START DATASET

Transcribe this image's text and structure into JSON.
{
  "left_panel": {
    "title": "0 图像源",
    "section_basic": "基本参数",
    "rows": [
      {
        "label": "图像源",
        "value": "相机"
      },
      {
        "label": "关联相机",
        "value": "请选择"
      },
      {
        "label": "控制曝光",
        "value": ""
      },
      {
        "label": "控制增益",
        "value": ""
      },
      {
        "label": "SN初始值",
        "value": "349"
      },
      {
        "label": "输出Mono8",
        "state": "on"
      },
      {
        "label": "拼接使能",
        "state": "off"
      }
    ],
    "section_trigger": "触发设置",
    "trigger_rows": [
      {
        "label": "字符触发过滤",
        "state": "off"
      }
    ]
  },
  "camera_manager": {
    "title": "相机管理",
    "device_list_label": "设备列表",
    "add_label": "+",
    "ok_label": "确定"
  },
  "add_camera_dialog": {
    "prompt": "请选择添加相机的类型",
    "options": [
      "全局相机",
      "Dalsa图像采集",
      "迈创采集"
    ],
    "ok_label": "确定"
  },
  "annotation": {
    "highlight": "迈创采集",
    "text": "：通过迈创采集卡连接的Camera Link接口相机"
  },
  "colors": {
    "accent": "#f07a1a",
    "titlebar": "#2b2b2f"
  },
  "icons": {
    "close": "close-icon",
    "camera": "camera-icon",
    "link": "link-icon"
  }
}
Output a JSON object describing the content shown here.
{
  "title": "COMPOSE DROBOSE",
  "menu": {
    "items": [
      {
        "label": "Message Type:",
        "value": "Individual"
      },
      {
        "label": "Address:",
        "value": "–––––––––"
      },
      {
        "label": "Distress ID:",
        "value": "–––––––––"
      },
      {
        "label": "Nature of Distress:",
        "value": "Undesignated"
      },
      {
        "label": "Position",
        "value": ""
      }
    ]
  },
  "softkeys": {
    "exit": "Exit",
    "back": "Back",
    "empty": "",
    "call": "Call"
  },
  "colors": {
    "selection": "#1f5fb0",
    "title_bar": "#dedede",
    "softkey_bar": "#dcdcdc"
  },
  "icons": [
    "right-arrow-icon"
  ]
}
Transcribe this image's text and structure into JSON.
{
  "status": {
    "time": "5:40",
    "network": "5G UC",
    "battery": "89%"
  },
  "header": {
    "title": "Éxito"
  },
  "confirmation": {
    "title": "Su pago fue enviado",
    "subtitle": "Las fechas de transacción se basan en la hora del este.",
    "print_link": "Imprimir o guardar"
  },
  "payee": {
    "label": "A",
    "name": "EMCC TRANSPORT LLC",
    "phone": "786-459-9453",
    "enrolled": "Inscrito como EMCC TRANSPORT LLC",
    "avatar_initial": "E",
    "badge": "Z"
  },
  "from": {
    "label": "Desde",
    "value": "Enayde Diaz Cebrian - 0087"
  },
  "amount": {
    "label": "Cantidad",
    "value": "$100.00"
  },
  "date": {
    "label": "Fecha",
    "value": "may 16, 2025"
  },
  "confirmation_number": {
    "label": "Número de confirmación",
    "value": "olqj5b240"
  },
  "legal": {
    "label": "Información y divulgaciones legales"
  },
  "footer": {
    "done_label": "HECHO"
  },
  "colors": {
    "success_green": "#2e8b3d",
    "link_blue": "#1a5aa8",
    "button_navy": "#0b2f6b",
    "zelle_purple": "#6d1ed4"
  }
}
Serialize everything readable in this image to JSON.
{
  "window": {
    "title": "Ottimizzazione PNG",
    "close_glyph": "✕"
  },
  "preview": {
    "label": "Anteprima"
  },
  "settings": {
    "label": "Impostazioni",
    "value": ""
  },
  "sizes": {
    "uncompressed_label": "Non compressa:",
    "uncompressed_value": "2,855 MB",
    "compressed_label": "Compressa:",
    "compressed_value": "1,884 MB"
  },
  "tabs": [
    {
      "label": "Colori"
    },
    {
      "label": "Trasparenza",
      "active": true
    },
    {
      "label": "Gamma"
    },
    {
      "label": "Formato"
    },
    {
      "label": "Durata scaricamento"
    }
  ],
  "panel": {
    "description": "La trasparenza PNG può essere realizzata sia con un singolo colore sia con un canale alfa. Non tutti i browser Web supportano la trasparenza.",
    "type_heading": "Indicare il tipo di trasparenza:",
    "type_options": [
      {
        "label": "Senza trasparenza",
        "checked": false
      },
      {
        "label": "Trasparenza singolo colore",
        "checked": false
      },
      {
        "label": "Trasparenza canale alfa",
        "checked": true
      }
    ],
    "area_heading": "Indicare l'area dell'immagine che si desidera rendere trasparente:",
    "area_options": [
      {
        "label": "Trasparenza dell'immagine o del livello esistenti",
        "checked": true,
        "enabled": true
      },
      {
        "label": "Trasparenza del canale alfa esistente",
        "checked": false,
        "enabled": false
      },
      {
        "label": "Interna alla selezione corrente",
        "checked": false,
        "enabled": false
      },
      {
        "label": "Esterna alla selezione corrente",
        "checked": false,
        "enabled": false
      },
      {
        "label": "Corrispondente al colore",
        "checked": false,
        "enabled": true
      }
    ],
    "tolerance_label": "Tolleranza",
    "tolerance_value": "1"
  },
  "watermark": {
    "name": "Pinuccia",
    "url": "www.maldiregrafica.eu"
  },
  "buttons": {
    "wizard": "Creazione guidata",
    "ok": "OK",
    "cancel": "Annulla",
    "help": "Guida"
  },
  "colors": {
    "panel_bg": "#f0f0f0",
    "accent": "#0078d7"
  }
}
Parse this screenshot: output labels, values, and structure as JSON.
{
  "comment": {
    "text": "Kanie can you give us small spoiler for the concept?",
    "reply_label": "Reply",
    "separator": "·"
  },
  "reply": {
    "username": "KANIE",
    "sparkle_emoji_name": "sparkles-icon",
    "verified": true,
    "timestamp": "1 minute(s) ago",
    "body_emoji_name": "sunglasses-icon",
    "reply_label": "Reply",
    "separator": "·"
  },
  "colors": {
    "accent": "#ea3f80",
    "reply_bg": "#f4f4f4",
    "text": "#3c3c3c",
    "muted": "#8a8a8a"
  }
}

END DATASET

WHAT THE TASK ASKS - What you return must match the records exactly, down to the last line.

TASK ANSWER -
Transcribe this image's text and structure into JSON.
{
  "left_panel": {
    "title": "0 图像源",
    "section_basic": "基本参数",
    "rows": [
      {
        "label": "图像源",
        "value": "相机"
      },
      {
        "label": "关联相机",
        "value": "请选择"
      },
      {
        "label": "控制曝光",
        "value": ""
      },
      {
        "label": "控制增益",
        "value": ""
      },
      {
        "label": "SN初始值",
        "value": "349"
      },
      {
        "label": "输出Mono8",
        "state": "on"
      },
      {
        "label": "拼接使能",
        "state": "off"
      }
    ],
    "section_trigger": "触发设置",
    "trigger_rows": [
      {
        "label": "字符触发过滤",
        "state": "off"
      }
    ]
  },
  "camera_manager": {
    "title": "相机管理",
    "device_list_label": "设备列表",
    "add_label": "+",
    "ok_label": "确定"
  },
  "add_camera_dialog": {
    "prompt": "请选择添加相机的类型",
    "options": [
      "全局相机",
      "Dalsa图像采集",
      "迈创采集"
    ],
    "ok_label": "确定"
  },
  "annotation": {
    "highlight": "迈创采集",
    "text": "：通过迈创采集卡连接的Camera Link接口相机"
  },
  "colors": {
    "accent": "#f07a1a",
    "titlebar": "#2b2b2f"
  },
  "icons": {
    "close": "close-icon",
    "camera": "camera-icon",
    "link": "link-icon"
  }
}
Output a JSON object describing the content shown here.
{
  "title": "COMPOSE DROBOSE",
  "menu": {
    "items": [
      {
        "label": "Message Type:",
        "value": "Individual"
      },
      {
        "label": "Address:",
        "value": "–––––––––"
      },
      {
        "label": "Distress ID:",
        "value": "–––––––––"
      },
      {
        "label": "Nature of Distress:",
        "value": "Undesignated"
      },
      {
        "label": "Position",
        "value": ""
      }
    ]
  },
  "softkeys": {
    "exit": "Exit",
    "back": "Back",
    "empty": "",
    "call": "Call"
  },
  "colors": {
    "selection": "#1f5fb0",
    "title_bar": "#dedede",
    "softkey_bar": "#dcdcdc"
  },
  "icons": [
    "right-arrow-icon"
  ]
}
Transcribe this image's text and structure into JSON.
{
  "status": {
    "time": "5:40",
    "network": "5G UC",
    "battery": "89%"
  },
  "header": {
    "title": "Éxito"
  },
  "confirmation": {
    "title": "Su pago fue enviado",
    "subtitle": "Las fechas de transacción se basan en la hora del este.",
    "print_link": "Imprimir o guardar"
  },
  "payee": {
    "label": "A",
    "name": "EMCC TRANSPORT LLC",
    "phone": "786-459-9453",
    "enrolled": "Inscrito como EMCC TRANSPORT LLC",
    "avatar_initial": "E",
    "badge": "Z"
  },
  "from": {
    "label": "Desde",
    "value": "Enayde Diaz Cebrian - 0087"
  },
  "amount": {
    "label": "Cantidad",
    "value": "$100.00"
  },
  "date": {
    "label": "Fecha",
    "value": "may 16, 2025"
  },
  "confirmation_number": {
    "label": "Número de confirmación",
    "value": "olqj5b240"
  },
  "legal": {
    "label": "Información y divulgaciones legales"
  },
  "footer": {
    "done_label": "HECHO"
  },
  "colors": {
    "success_green": "#2e8b3d",
    "link_blue": "#1a5aa8",
    "button_navy": "#0b2f6b",
    "zelle_purple": "#6d1ed4"
  }
}
Serialize everything readable in this image to JSON.
{
  "window": {
    "title": "Ottimizzazione PNG",
    "close_glyph": "✕"
  },
  "preview": {
    "label": "Anteprima"
  },
  "settings": {
    "label": "Impostazioni",
    "value": ""
  },
  "sizes": {
    "uncompressed_label": "Non compressa:",
    "uncompressed_value": "2,855 MB",
    "compressed_label": "Compressa:",
    "compressed_value": "1,884 MB"
  },
  "tabs": [
    {
      "label": "Colori"
    },
    {
      "label": "Trasparenza",
      "active": true
    },
    {
      "label": "Gamma"
    },
    {
      "label": "Formato"
    },
    {
      "label": "Durata scaricamento"
    }
  ],
  "panel": {
    "description": "La trasparenza PNG può essere realizzata sia con un singolo colore sia con un canale alfa. Non tutti i browser Web supportano la trasparenza.",
    "type_heading": "Indicare il tipo di trasparenza:",
    "type_options": [
      {
        "label": "Senza trasparenza",
        "checked": false
      },
      {
        "label": "Trasparenza singolo colore",
        "checked": false
      },
      {
        "label": "Trasparenza canale alfa",
        "checked": true
      }
    ],
    "area_heading": "Indicare l'area dell'immagine che si desidera rendere trasparente:",
    "area_options": [
      {
        "label": "Trasparenza dell'immagine o del livello esistenti",
        "checked": true,
        "enabled": true
      },
      {
        "label": "Trasparenza del canale alfa esistente",
        "checked": false,
        "enabled": false
      },
      {
        "label": "Interna alla selezione corrente",
        "checked": false,
        "enabled": false
      },
      {
        "label": "Esterna alla selezione corrente",
        "checked": false,
        "enabled": false
      },
      {
        "label": "Corrispondente al colore",
        "checked": false,
        "enabled": true
      }
    ],
    "tolerance_label": "Tolleranza",
    "tolerance_value": "1"
  },
  "watermark": {
    "name": "Pinuccia",
    "url": "www.maldiregrafica.eu"
  },
  "buttons": {
    "wizard": "Creazione guidata",
    "ok": "OK",
    "cancel": "Annulla",
    "help": "Guida"
  },
  "colors": {
    "panel_bg": "#f0f0f0",
    "accent": "#0078d7"
  }
}
Parse this screenshot: output labels, values, and structure as JSON.
{
  "comment": {
    "text": "Kanie can you give us small spoiler for the concept?",
    "reply_label": "Reply",
    "separator": "·"
  },
  "reply": {
    "username": "KANIE",
    "sparkle_emoji_name": "sparkles-icon",
    "verified": true,
    "timestamp": "1 minute(s) ago",
    "body_emoji_name": "sunglasses-icon",
    "reply_label": "Reply",
    "separator": "·"
  },
  "colors": {
    "accent": "#ea3f80",
    "reply_bg": "#f4f4f4",
    "text": "#3c3c3c",
    "muted": "#8a8a8a"
  }
}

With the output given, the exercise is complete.